Task requirements
Return all entries below exactly. Skip nothing.

Records for this task
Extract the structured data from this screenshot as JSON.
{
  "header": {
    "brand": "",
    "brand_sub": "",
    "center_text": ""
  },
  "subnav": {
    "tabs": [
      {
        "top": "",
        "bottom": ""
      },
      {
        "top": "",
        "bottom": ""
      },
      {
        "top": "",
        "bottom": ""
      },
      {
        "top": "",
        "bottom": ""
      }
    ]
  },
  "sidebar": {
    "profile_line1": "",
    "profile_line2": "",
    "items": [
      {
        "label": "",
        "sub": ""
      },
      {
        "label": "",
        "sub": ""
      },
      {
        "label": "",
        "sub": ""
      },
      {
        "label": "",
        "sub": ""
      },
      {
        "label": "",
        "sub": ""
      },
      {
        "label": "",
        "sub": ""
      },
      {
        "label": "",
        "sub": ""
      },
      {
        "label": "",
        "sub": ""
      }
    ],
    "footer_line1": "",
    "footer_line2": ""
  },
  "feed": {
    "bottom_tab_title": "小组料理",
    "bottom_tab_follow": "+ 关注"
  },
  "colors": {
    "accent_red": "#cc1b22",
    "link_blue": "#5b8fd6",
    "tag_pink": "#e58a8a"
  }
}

Exercise response
Extract the structured data from this screenshot as JSON.
{
  "header": {
    "brand": "",
    "brand_sub": "",
    "center_text": ""
  },
  "subnav": {
    "tabs": [
      {
        "top": "",
        "bottom": ""
      },
      {
        "top": "",
        "bottom": ""
      },
      {
        "top": "",
        "bottom": ""
      },
      {
        "top": "",
        "bottom": ""
      }
    ]
  },
  "sidebar": {
    "profile_line1": "",
    "profile_line2": "",
    "items": [
      {
        "label": "",
        "sub": ""
      },
      {
        "label": "",
        "sub": ""
      },
      {
        "label": "",
        "sub": ""
      },
      {
        "label": "",
        "sub": ""
      },
      {
        "label": "",
        "sub": ""
      },
      {
        "label": "",
        "sub": ""
      },
      {
        "label": "",
        "sub": ""
      },
      {
        "label": "",
        "sub": ""
      }
    ],
    "footer_line1": "",
    "footer_line2": ""
  },
  "feed": {
    "bottom_tab_title": "小组料理",
    "bottom_tab_follow": "+ 关注"
  },
  "colors": {
    "accent_red": "#cc1b22",
    "link_blue": "#5b8fd6",
    "tag_pink": "#e58a8a"
  }
}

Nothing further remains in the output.